“The most difficult part of it is not getting to know the kids face to face,” Habershaw said. “So if you're going to try and do it virtually, we don't know the freshmen. So getting to know them virtually and not in person is going to be more difficult. That's why last year when we left in March, we knew the kids because we established a relationship. Now we don't have that, so that's going to be the biggest concern.”
Students agreed that distance learning was not ideal, but generally understood why they had to continue it this year.
“It's not really the same as getting an education in class but it's all we can do to be safe,” Pilgrim High School sophomore Lily Soars said. She and other members of her class were scheduled to pick up their textbooks Wednesday morning.
Beyond education, many students miss the socialization and activities that come from in-person classes.
“Hopefully we’ll be done with [distance learning] by March or April so we can go back in-person and see our friends,” Emma Spolidoro, another sophomore at Pilgrim High School said.
Spolidoro, who is on the school’s swim team, hopes that sports will return too.
During Tuesday’s meeting, the committee unanimously approved for Warwick’s high schools to participate in some sports, even while engaged in distance learning. Cross-country, soccer and field hockey teams will be allowed to participate in games and meets, albeit with social distancing modification. Football and volleyball will be pushed to begin in early 2021. Middle school sports have been postponed until further notice.

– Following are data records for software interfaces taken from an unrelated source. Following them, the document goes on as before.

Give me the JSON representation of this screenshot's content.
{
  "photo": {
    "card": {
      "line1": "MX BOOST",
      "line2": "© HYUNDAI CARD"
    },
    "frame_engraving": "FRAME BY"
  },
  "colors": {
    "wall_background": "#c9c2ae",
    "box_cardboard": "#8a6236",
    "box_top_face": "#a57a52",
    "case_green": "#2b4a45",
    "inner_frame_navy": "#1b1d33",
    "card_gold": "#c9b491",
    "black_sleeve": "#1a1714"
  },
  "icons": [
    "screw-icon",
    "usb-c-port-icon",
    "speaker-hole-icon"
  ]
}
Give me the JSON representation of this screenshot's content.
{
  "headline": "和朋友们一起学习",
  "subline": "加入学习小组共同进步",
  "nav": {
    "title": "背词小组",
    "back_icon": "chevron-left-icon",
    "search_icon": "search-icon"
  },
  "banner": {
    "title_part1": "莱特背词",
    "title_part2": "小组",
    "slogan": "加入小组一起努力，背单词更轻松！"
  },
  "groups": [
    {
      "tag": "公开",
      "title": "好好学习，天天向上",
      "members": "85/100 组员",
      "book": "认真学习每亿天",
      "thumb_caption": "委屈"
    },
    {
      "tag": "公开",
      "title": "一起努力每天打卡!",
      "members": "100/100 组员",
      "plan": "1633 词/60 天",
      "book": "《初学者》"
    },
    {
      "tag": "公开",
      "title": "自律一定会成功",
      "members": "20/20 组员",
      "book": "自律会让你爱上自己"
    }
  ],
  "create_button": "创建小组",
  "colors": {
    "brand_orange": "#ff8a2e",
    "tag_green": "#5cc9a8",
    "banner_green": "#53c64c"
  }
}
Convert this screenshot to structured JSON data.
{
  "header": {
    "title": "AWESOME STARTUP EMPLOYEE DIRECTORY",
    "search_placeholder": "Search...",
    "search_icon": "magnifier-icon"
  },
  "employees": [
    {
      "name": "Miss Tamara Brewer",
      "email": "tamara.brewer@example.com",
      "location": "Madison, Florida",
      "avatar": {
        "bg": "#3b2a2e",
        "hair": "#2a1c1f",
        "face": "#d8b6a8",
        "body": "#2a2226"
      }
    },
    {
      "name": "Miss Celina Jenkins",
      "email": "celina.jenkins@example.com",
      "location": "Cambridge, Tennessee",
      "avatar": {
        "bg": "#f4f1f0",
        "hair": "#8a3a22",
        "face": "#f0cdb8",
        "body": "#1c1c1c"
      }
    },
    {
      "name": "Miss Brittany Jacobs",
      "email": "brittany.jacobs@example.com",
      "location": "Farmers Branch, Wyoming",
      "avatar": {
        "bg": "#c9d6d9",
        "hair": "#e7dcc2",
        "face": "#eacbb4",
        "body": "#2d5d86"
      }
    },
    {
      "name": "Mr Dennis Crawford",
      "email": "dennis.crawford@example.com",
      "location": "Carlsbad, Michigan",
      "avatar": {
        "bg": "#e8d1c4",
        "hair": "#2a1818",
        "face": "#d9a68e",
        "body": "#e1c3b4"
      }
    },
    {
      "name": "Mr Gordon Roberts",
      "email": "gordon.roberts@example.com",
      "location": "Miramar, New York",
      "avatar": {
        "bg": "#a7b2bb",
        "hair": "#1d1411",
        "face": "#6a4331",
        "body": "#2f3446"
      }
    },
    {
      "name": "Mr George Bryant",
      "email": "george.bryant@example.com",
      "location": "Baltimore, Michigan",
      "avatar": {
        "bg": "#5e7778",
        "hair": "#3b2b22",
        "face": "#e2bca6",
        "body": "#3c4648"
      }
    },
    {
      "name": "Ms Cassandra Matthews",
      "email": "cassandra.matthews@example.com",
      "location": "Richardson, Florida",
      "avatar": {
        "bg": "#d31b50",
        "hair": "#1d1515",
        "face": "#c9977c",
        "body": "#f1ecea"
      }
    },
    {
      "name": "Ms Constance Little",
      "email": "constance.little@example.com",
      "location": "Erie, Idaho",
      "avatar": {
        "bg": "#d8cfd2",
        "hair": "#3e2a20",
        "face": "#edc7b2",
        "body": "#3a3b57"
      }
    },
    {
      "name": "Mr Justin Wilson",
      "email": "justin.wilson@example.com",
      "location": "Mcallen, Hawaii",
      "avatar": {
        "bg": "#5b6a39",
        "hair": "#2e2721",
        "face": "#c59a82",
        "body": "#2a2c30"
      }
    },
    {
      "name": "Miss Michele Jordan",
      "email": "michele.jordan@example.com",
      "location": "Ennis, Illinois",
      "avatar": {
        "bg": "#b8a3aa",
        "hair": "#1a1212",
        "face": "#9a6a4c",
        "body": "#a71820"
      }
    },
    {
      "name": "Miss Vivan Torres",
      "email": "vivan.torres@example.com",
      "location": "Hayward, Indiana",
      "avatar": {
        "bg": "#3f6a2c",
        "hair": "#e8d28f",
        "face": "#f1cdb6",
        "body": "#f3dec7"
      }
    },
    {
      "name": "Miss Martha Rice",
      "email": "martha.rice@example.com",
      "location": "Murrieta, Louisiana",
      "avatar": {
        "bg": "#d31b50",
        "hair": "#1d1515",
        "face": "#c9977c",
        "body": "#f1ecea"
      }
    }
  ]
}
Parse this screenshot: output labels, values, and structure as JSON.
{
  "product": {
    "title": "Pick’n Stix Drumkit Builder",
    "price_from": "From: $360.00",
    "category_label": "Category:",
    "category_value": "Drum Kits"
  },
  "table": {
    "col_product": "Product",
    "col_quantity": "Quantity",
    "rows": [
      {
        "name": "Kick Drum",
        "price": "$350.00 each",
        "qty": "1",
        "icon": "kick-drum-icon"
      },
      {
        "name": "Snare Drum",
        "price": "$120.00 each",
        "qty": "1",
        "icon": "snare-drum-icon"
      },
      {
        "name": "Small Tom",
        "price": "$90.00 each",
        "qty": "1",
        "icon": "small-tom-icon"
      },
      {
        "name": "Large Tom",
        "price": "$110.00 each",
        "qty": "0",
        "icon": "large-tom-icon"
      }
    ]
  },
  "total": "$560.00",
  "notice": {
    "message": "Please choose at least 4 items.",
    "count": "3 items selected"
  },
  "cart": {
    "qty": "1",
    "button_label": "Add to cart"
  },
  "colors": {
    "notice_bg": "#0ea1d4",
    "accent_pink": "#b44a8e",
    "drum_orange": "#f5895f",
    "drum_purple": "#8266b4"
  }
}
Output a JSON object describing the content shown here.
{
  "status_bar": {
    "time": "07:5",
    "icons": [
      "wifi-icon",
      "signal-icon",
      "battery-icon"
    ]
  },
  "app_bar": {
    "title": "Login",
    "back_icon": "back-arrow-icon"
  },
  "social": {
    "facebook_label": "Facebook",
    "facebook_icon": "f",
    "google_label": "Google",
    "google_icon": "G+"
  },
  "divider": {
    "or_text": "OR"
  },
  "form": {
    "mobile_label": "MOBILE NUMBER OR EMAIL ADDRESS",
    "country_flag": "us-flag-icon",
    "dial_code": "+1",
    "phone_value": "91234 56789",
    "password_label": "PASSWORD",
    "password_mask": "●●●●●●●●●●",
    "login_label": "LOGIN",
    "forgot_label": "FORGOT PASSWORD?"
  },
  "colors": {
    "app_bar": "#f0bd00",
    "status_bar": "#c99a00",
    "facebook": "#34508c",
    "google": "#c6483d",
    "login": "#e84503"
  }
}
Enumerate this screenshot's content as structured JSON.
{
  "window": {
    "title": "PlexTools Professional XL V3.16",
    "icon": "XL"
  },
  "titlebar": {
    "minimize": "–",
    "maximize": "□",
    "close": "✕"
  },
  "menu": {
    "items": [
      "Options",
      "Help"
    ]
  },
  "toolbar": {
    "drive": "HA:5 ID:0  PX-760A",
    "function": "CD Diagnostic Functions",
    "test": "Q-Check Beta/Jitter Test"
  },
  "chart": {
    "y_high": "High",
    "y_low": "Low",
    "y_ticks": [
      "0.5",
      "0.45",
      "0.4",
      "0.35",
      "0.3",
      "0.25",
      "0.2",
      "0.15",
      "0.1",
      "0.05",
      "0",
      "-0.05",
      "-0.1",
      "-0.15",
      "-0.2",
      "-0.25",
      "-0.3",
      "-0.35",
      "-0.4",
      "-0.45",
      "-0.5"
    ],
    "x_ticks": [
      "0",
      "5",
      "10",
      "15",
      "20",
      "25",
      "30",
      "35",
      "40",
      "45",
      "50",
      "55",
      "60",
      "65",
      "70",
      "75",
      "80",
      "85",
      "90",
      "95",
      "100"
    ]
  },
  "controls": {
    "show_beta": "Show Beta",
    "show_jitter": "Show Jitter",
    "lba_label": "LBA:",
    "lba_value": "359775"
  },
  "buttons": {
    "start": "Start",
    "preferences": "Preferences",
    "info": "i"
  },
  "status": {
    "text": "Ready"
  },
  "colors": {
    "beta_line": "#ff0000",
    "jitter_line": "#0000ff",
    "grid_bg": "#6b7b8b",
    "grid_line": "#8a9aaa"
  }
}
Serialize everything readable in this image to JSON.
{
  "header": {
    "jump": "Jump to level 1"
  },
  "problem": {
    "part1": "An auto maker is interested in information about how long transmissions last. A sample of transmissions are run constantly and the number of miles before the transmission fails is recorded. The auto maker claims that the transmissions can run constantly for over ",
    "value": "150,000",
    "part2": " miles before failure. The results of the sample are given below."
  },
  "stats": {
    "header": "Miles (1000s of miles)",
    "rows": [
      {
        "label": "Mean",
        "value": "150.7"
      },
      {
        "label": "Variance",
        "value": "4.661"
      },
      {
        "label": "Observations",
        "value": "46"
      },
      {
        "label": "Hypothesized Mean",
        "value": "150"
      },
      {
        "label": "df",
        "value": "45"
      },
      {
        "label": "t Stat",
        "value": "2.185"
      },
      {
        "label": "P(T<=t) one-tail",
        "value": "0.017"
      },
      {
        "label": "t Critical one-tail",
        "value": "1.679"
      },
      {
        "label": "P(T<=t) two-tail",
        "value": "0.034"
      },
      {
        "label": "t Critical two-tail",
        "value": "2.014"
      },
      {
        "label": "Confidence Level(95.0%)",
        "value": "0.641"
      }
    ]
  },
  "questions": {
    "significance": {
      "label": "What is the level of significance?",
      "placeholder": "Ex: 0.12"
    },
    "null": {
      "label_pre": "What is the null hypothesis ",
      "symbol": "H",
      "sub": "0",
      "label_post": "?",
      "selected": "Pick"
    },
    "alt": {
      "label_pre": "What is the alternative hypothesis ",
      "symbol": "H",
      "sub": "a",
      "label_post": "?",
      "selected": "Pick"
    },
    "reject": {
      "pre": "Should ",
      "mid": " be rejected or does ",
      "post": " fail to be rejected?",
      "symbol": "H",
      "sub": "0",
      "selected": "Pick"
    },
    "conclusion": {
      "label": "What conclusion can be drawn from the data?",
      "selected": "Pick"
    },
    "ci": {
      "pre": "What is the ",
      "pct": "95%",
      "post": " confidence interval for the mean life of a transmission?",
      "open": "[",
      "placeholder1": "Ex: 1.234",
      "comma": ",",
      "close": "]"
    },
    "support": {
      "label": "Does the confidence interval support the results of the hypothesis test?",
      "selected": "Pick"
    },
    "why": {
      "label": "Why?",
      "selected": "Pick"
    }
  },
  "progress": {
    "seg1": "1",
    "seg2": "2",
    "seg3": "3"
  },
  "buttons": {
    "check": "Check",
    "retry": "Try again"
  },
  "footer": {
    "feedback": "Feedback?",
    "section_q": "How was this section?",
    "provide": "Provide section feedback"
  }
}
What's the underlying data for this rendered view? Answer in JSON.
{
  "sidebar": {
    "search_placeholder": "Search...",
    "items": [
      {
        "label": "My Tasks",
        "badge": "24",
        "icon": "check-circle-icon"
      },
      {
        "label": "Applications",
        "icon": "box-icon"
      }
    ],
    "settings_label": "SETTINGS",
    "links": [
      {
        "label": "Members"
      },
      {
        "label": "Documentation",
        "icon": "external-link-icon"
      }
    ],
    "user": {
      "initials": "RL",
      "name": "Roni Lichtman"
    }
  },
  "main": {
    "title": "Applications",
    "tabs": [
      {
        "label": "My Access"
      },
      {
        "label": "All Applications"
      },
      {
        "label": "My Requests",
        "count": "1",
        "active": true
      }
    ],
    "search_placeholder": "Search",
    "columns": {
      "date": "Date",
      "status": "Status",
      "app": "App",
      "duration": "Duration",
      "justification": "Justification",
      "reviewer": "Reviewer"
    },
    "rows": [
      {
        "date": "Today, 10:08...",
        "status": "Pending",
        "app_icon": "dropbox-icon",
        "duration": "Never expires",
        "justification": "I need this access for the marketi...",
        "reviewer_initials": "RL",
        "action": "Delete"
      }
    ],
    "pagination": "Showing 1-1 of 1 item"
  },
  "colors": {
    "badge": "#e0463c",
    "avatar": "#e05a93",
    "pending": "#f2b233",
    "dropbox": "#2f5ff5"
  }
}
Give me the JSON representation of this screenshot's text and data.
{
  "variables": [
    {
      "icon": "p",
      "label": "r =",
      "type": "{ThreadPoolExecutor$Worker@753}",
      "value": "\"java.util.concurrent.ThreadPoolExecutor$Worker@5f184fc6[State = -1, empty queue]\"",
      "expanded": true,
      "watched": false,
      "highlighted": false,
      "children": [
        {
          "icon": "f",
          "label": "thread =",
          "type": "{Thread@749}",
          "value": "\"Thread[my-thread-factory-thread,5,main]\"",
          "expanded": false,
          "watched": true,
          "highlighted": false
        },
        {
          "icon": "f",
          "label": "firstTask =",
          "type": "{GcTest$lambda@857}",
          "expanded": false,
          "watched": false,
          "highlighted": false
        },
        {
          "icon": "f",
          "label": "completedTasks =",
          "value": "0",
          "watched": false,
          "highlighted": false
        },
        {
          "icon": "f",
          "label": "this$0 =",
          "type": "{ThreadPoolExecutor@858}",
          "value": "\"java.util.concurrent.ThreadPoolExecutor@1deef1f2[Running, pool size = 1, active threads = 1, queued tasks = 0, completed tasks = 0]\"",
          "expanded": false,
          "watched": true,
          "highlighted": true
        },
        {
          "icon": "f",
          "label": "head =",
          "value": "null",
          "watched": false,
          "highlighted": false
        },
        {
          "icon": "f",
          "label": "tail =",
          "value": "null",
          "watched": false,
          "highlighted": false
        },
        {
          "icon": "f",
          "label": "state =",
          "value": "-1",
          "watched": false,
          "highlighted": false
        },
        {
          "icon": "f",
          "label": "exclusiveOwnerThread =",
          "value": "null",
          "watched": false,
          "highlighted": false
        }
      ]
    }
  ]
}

Also at the meeting, Warwick Veterans Principal David Tober resigned from his position in order to take a job in a different school district. Thornton said the school department would name a replacement next week.